- _Work to be completed_:
Search the records for the string "class", and show each line where it appears.

- _Available data_:
%%

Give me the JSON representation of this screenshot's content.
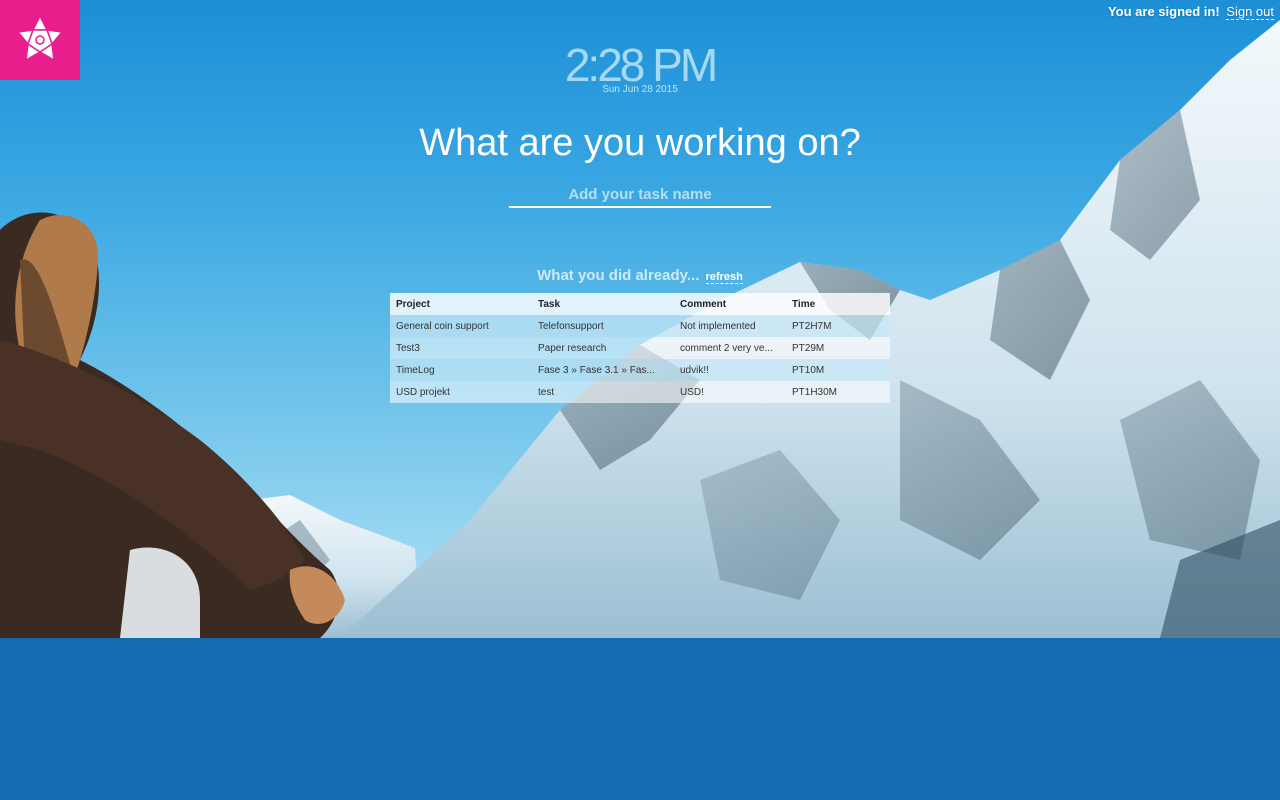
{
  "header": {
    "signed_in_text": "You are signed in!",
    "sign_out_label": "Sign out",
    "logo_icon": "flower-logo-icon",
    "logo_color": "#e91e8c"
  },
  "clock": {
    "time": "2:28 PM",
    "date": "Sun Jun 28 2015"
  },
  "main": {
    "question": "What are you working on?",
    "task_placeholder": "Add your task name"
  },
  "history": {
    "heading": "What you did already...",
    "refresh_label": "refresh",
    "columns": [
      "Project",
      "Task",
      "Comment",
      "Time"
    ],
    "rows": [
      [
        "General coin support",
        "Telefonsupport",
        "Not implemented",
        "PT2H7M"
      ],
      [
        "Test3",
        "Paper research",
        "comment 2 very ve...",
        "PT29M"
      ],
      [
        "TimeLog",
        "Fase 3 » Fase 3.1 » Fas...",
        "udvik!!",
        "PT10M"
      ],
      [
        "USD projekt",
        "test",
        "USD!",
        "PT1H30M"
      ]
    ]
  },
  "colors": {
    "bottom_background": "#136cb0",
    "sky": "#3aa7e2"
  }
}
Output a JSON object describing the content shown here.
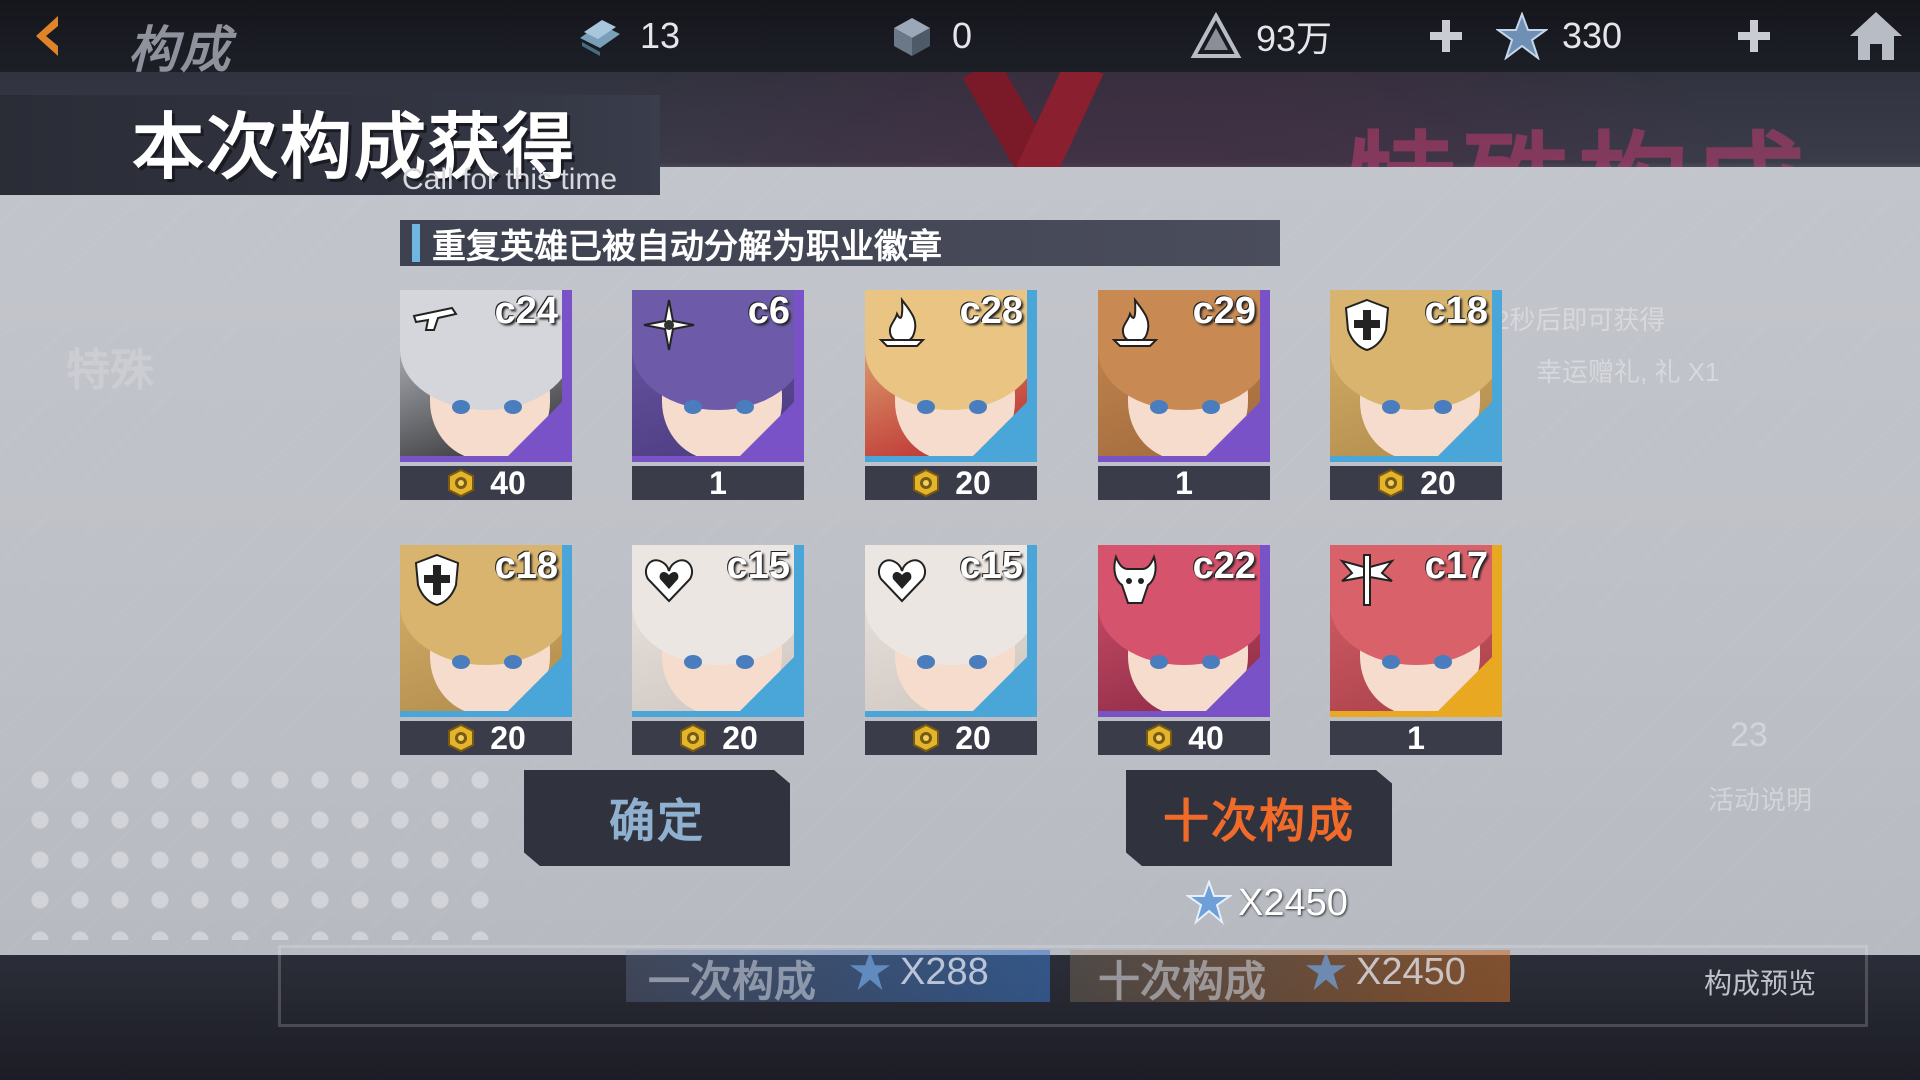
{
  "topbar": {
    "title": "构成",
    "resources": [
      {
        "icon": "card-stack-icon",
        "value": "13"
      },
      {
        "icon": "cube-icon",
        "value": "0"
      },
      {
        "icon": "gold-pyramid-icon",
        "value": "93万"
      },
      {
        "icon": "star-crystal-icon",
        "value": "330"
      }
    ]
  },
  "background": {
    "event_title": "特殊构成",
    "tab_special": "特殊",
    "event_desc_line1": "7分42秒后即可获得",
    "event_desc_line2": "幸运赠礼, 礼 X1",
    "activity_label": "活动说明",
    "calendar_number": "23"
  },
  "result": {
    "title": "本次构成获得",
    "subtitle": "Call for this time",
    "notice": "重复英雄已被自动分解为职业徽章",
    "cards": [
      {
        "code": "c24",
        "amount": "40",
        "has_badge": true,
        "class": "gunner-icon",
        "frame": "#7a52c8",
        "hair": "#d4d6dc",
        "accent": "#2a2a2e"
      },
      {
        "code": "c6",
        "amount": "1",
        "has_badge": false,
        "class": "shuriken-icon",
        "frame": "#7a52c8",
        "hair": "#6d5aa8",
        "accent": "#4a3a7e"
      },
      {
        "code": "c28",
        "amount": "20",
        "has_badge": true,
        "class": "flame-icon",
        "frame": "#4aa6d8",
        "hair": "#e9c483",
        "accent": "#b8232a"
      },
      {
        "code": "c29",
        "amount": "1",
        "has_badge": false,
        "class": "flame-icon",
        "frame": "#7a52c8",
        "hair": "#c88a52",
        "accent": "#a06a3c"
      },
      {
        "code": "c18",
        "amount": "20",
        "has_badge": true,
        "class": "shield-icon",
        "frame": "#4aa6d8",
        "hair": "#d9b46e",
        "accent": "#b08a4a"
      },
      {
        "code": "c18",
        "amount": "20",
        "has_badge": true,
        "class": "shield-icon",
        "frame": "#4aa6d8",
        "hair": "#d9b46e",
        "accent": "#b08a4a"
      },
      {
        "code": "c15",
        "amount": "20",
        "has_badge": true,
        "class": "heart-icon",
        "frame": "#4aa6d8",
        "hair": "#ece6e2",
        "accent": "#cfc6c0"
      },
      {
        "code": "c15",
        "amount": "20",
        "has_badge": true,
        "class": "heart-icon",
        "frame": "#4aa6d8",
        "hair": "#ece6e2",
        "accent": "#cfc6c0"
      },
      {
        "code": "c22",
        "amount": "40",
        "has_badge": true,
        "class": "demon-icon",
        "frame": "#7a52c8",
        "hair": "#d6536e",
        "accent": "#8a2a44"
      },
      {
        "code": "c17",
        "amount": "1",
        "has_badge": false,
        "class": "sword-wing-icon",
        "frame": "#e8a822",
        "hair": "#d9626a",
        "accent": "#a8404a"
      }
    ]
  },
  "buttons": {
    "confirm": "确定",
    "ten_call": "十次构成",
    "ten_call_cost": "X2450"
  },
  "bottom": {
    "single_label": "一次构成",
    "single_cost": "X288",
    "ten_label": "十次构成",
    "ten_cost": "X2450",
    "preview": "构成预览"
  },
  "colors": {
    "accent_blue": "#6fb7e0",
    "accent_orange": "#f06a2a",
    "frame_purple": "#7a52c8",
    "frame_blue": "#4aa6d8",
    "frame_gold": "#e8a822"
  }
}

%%
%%

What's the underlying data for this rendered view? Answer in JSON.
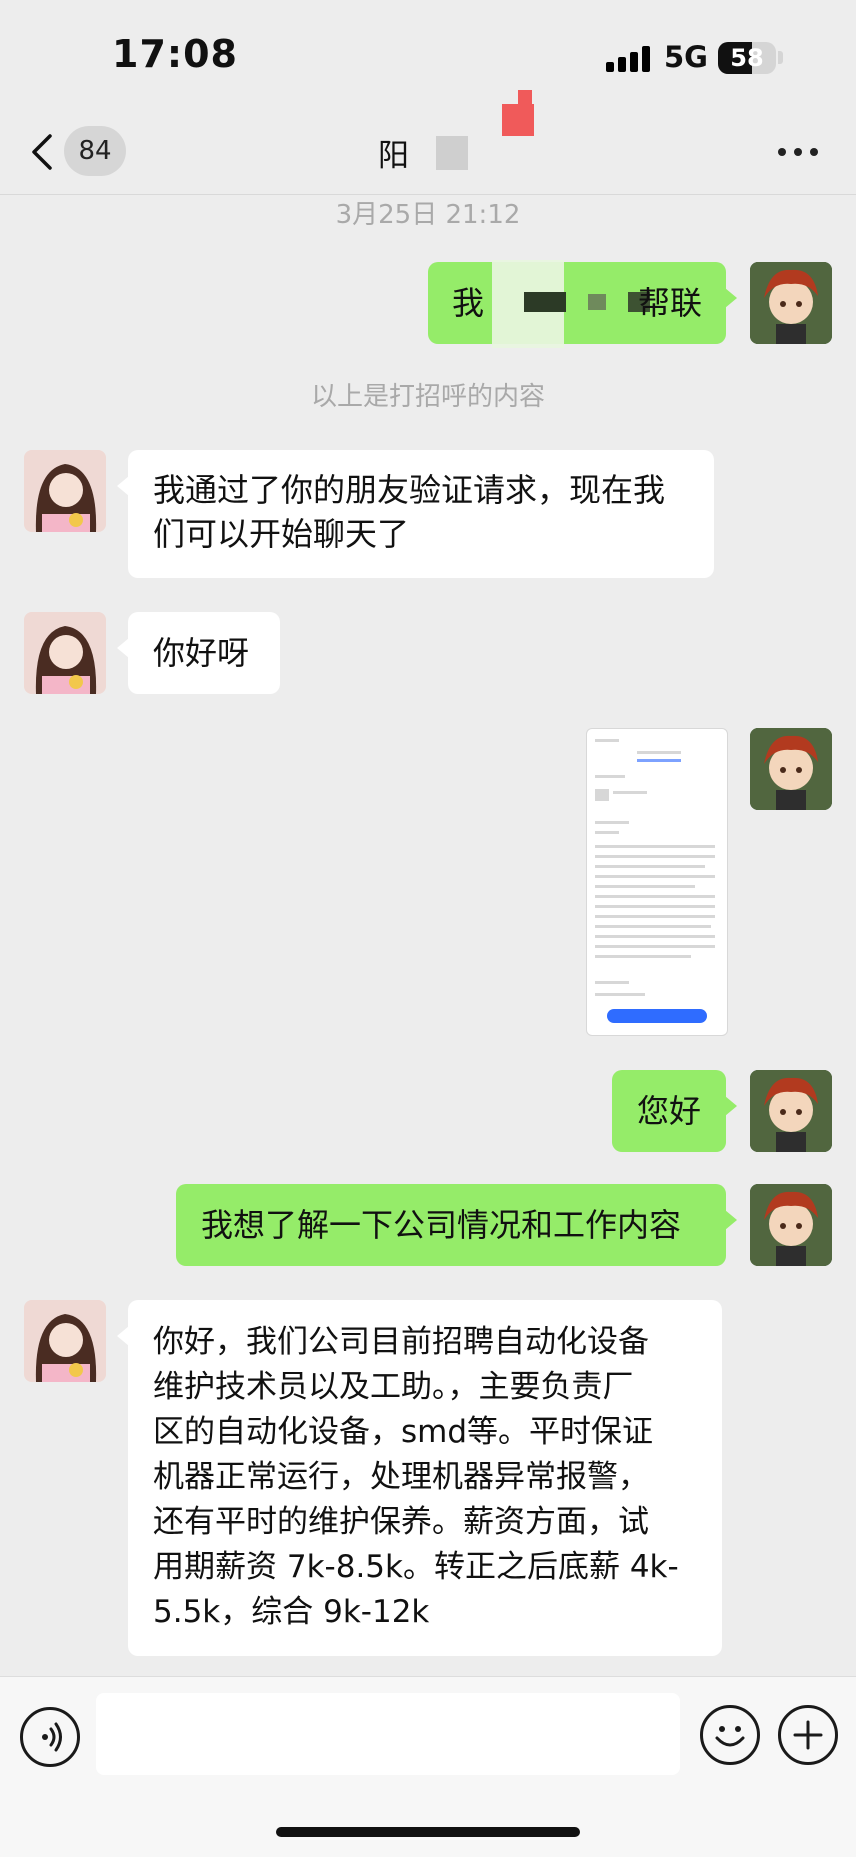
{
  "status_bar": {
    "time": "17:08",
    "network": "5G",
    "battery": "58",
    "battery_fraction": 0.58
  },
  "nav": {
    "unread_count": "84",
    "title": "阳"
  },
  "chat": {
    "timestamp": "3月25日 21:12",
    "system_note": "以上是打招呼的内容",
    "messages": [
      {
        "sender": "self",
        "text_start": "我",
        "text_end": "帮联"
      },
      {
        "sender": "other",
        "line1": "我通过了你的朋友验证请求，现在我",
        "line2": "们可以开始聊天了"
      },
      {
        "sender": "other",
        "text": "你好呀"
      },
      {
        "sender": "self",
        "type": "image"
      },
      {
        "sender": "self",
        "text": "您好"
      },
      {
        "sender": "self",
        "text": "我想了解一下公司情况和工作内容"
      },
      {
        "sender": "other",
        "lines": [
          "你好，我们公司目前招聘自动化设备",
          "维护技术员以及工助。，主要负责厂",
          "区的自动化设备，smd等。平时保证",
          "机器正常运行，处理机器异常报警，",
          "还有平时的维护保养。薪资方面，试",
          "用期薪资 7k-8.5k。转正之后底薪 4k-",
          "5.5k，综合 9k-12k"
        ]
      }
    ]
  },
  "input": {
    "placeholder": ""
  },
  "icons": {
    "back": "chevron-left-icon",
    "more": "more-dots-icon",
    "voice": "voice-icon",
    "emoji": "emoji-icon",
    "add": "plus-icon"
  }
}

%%

- _Solved problem_:
        "class": "gunner-icon",
        "class": "shuriken-icon",
        "class": "flame-icon",
        "class": "flame-icon",
        "class": "shield-icon",
        "class": "shield-icon",
        "class": "heart-icon",
        "class": "heart-icon",
        "class": "demon-icon",
        "class": "sword-wing-icon",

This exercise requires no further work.